**Working data**
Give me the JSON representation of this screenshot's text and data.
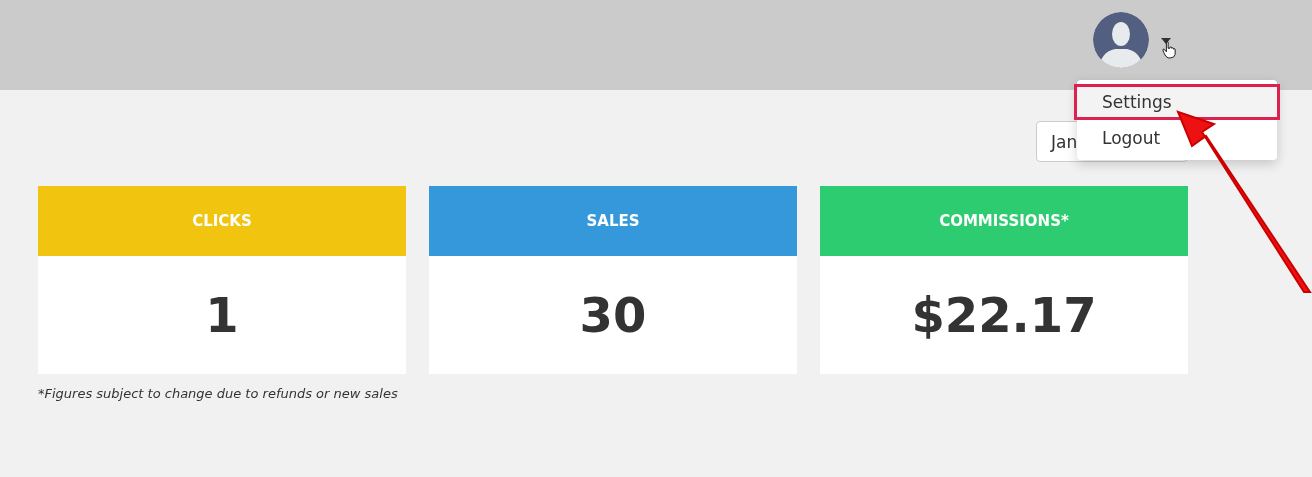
{
  "user_menu": {
    "expanded": true,
    "items": [
      {
        "label": "Settings",
        "highlighted": true
      },
      {
        "label": "Logout",
        "highlighted": false
      }
    ]
  },
  "date_filter": {
    "value": "Jan"
  },
  "stats": [
    {
      "title": "CLICKS",
      "value": "1",
      "color": "#f1c40f"
    },
    {
      "title": "SALES",
      "value": "30",
      "color": "#3498db"
    },
    {
      "title": "COMMISSIONS*",
      "value": "$22.17",
      "color": "#2ecc71"
    }
  ],
  "footnote": "*Figures subject to change due to refunds or new sales"
}
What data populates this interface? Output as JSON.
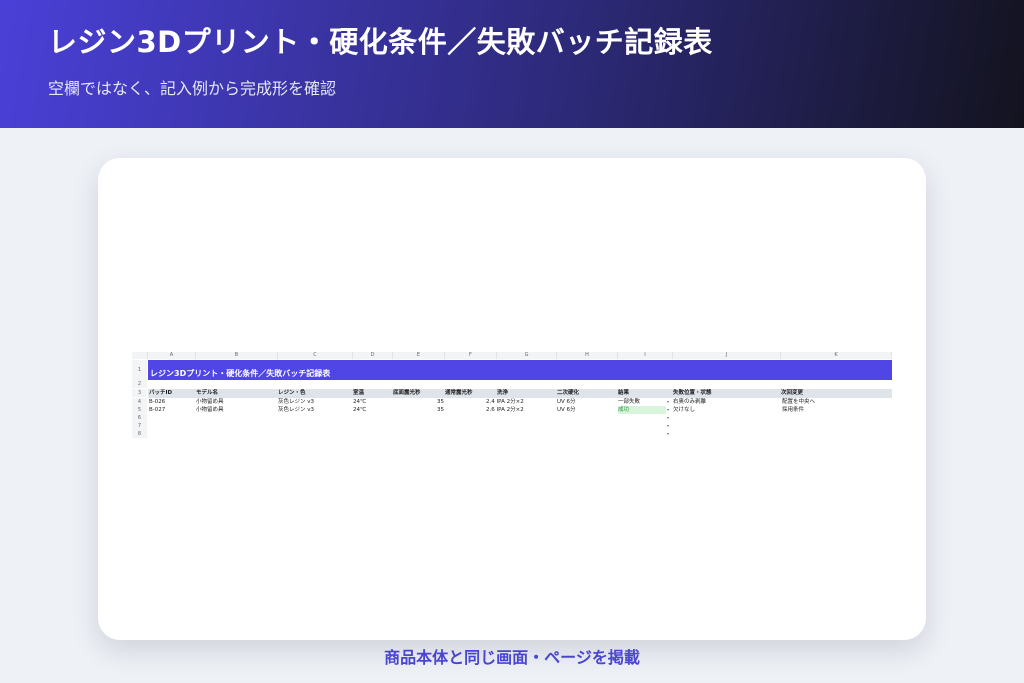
{
  "header": {
    "title": "レジン3Dプリント・硬化条件／失敗バッチ記録表",
    "subtitle": "空欄ではなく、記入例から完成形を確認"
  },
  "sheet": {
    "columns": [
      "A",
      "B",
      "C",
      "D",
      "E",
      "F",
      "G",
      "H",
      "I",
      "J",
      "K"
    ],
    "row_numbers": [
      "1",
      "2",
      "3",
      "4",
      "5",
      "6",
      "7",
      "8"
    ],
    "title": "レジン3Dプリント・硬化条件／失敗バッチ記録表",
    "headers": [
      "バッチID",
      "モデル名",
      "レジン・色",
      "室温",
      "底面露光秒",
      "通常露光秒",
      "洗浄",
      "二次硬化",
      "結果",
      "失敗位置・状態",
      "次回変更"
    ],
    "rows": [
      {
        "batch_id": "B-026",
        "model": "小物留め具",
        "resin": "灰色レジン v3",
        "temp": "24℃",
        "base_exposure": "",
        "normal_exposure": "35",
        "wash": "2.4 IPA 2分×2",
        "post_cure": "UV 6分",
        "result": "一部失敗",
        "failure": "右奥のみ剥離",
        "next_change": "配置を中央へ"
      },
      {
        "batch_id": "B-027",
        "model": "小物留め具",
        "resin": "灰色レジン v3",
        "temp": "24℃",
        "base_exposure": "",
        "normal_exposure": "35",
        "wash": "2.6 IPA 2分×2",
        "post_cure": "UV 6分",
        "result": "成功",
        "failure": "欠けなし",
        "next_change": "採用条件"
      }
    ],
    "dropdown_glyph": "▾"
  },
  "caption": "商品本体と同じ画面・ページを掲載",
  "colors": {
    "accent": "#4f46e5",
    "success_bg": "#d8f5dc",
    "success_text": "#2a8f3c",
    "header_row": "#dfe3ea"
  }
}
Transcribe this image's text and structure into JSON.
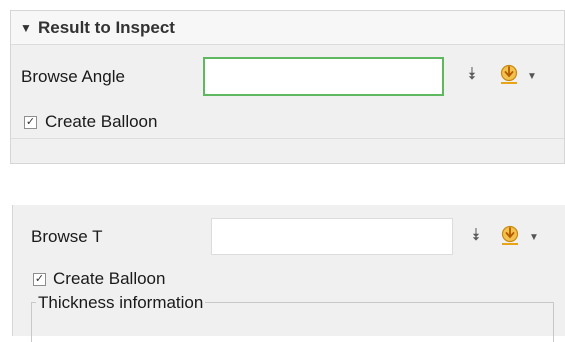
{
  "top_panel": {
    "header_title": "Result to Inspect",
    "field_label": "Browse Angle",
    "field_value": "",
    "checkbox_label": "Create Balloon",
    "checkbox_checked": true
  },
  "bottom_panel": {
    "field_label": "Browse T",
    "field_value": "",
    "checkbox_label": "Create Balloon",
    "checkbox_checked": true,
    "group_title": "Thickness information"
  },
  "colors": {
    "panel_bg": "#f0f0f0",
    "focus_border": "#5fb85f",
    "pick_icon": "#e8a317"
  },
  "icons": [
    "expand-down-icon",
    "pick-icon",
    "dropdown-arrow-icon",
    "collapse-triangle-icon",
    "checkmark-icon"
  ]
}
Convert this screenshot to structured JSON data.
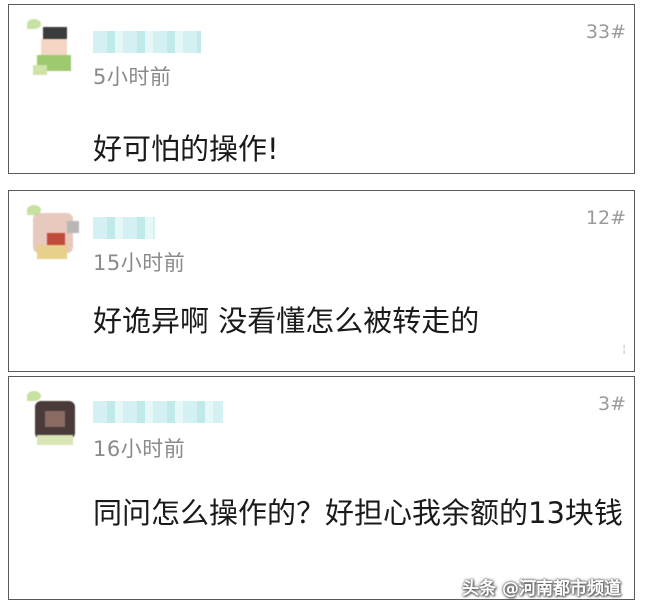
{
  "comments": [
    {
      "floor": "33#",
      "time": "5小时前",
      "text": "好可怕的操作!"
    },
    {
      "floor": "12#",
      "time": "15小时前",
      "text": "好诡异啊 没看懂怎么被转走的"
    },
    {
      "floor": "3#",
      "time": "16小时前",
      "text": "同问怎么操作的？好担心我余额的13块钱"
    }
  ],
  "watermark": "头条 @河南都市频道",
  "colors": {
    "border": "#5a5a5a",
    "username_blur": "#bfeaea",
    "time": "#8a8a8a",
    "text": "#1a1a1a"
  }
}
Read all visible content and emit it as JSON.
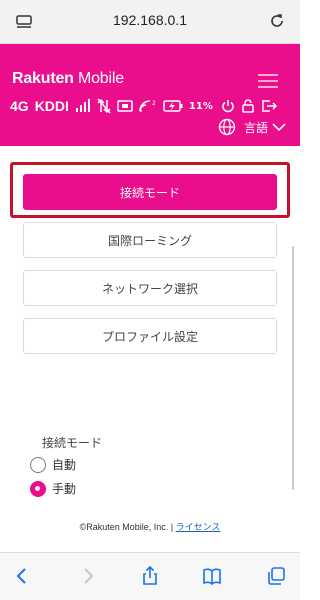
{
  "browser": {
    "url": "192.168.0.1"
  },
  "header": {
    "brand_main": "Rakuten",
    "brand_sub": "Mobile",
    "network_label": "4G",
    "carrier_label": "KDDI",
    "battery_percent": "11%",
    "language_label": "言語"
  },
  "menu": {
    "connection_mode": "接続モード",
    "intl_roaming": "国際ローミング",
    "network_select": "ネットワーク選択",
    "profile_settings": "プロファイル設定"
  },
  "mode": {
    "title": "接続モード",
    "options": [
      {
        "label": "自動",
        "selected": false
      },
      {
        "label": "手動",
        "selected": true
      }
    ]
  },
  "footer": {
    "copyright": "©Rakuten Mobile, Inc. | ",
    "license_link": "ライセンス"
  },
  "colors": {
    "brand_pink": "#ea0d8c",
    "highlight_red": "#c4122a"
  }
}
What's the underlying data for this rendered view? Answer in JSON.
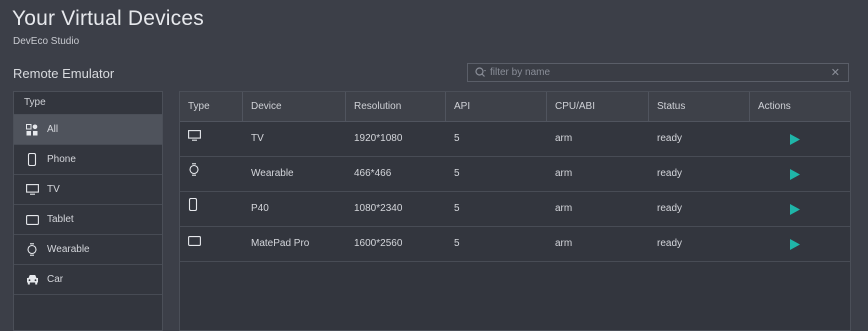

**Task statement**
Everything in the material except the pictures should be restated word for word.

**Answer to this exercise**
Give me the JSON representation of this screenshot's text and data.
{
  "user_menu": {
    "expanded": true,
    "items": [
      {
        "label": "Settings",
        "highlighted": true
      },
      {
        "label": "Logout",
        "highlighted": false
      }
    ]
  },
  "date_filter": {
    "value": "Jan"
  },
  "stats": [
    {
      "title": "CLICKS",
      "value": "1",
      "color": "#f1c40f"
    },
    {
      "title": "SALES",
      "value": "30",
      "color": "#3498db"
    },
    {
      "title": "COMMISSIONS*",
      "value": "$22.17",
      "color": "#2ecc71"
    }
  ],
  "footnote": "*Figures subject to change due to refunds or new sales"
}
What data populates this interface? Output as JSON.
{
  "header": {
    "title": "レジン3Dプリント・硬化条件／失敗バッチ記録表",
    "subtitle": "空欄ではなく、記入例から完成形を確認"
  },
  "sheet": {
    "columns": [
      "A",
      "B",
      "C",
      "D",
      "E",
      "F",
      "G",
      "H",
      "I",
      "J",
      "K"
    ],
    "row_numbers": [
      "1",
      "2",
      "3",
      "4",
      "5",
      "6",
      "7",
      "8"
    ],
    "title": "レジン3Dプリント・硬化条件／失敗バッチ記録表",
    "headers": [
      "バッチID",
      "モデル名",
      "レジン・色",
      "室温",
      "底面露光秒",
      "通常露光秒",
      "洗浄",
      "二次硬化",
      "結果",
      "失敗位置・状態",
      "次回変更"
    ],
    "rows": [
      {
        "batch_id": "B-026",
        "model": "小物留め具",
        "resin": "灰色レジン v3",
        "temp": "24℃",
        "base_exposure": "",
        "normal_exposure": "35",
        "wash": "2.4 IPA 2分×2",
        "post_cure": "UV 6分",
        "result": "一部失敗",
        "failure": "右奥のみ剥離",
        "next_change": "配置を中央へ"
      },
      {
        "batch_id": "B-027",
        "model": "小物留め具",
        "resin": "灰色レジン v3",
        "temp": "24℃",
        "base_exposure": "",
        "normal_exposure": "35",
        "wash": "2.6 IPA 2分×2",
        "post_cure": "UV 6分",
        "result": "成功",
        "failure": "欠けなし",
        "next_change": "採用条件"
      }
    ],
    "dropdown_glyph": "▾"
  },
  "caption": "商品本体と同じ画面・ページを掲載",
  "colors": {
    "accent": "#4f46e5",
    "success_bg": "#d8f5dc",
    "success_text": "#2a8f3c",
    "header_row": "#dfe3ea"
  }
}
Transcribe this image's text and structure into JSON.
{
  "top_panel": {
    "header_title": "Result to Inspect",
    "field_label": "Browse Angle",
    "field_value": "",
    "checkbox_label": "Create Balloon",
    "checkbox_checked": true
  },
  "bottom_panel": {
    "field_label": "Browse T",
    "field_value": "",
    "checkbox_label": "Create Balloon",
    "checkbox_checked": true,
    "group_title": "Thickness information"
  },
  "colors": {
    "panel_bg": "#f0f0f0",
    "focus_border": "#5fb85f",
    "pick_icon": "#e8a317"
  },
  "icons": [
    "expand-down-icon",
    "pick-icon",
    "dropdown-arrow-icon",
    "collapse-triangle-icon",
    "checkmark-icon"
  ]
}
Convert this screenshot to structured JSON data.
{
  "comments": [
    {
      "floor": "33#",
      "time": "5小时前",
      "text": "好可怕的操作!"
    },
    {
      "floor": "12#",
      "time": "15小时前",
      "text": "好诡异啊 没看懂怎么被转走的"
    },
    {
      "floor": "3#",
      "time": "16小时前",
      "text": "同问怎么操作的？好担心我余额的13块钱"
    }
  ],
  "watermark": "头条 @河南都市频道",
  "colors": {
    "border": "#5a5a5a",
    "username_blur": "#bfeaea",
    "time": "#8a8a8a",
    "text": "#1a1a1a"
  }
}
Read all visible content and emit it as JSON.
{
  "browser": {
    "url": "192.168.0.1"
  },
  "header": {
    "brand_main": "Rakuten",
    "brand_sub": "Mobile",
    "network_label": "4G",
    "carrier_label": "KDDI",
    "battery_percent": "11%",
    "language_label": "言語"
  },
  "menu": {
    "connection_mode": "接続モード",
    "intl_roaming": "国際ローミング",
    "network_select": "ネットワーク選択",
    "profile_settings": "プロファイル設定"
  },
  "mode": {
    "title": "接続モード",
    "options": [
      {
        "label": "自動",
        "selected": false
      },
      {
        "label": "手動",
        "selected": true
      }
    ]
  },
  "footer": {
    "copyright": "©Rakuten Mobile, Inc. | ",
    "license_link": "ライセンス"
  },
  "colors": {
    "brand_pink": "#ea0d8c",
    "highlight_red": "#c4122a"
  }
}
What's the underlying data for this rendered view? Answer in JSON.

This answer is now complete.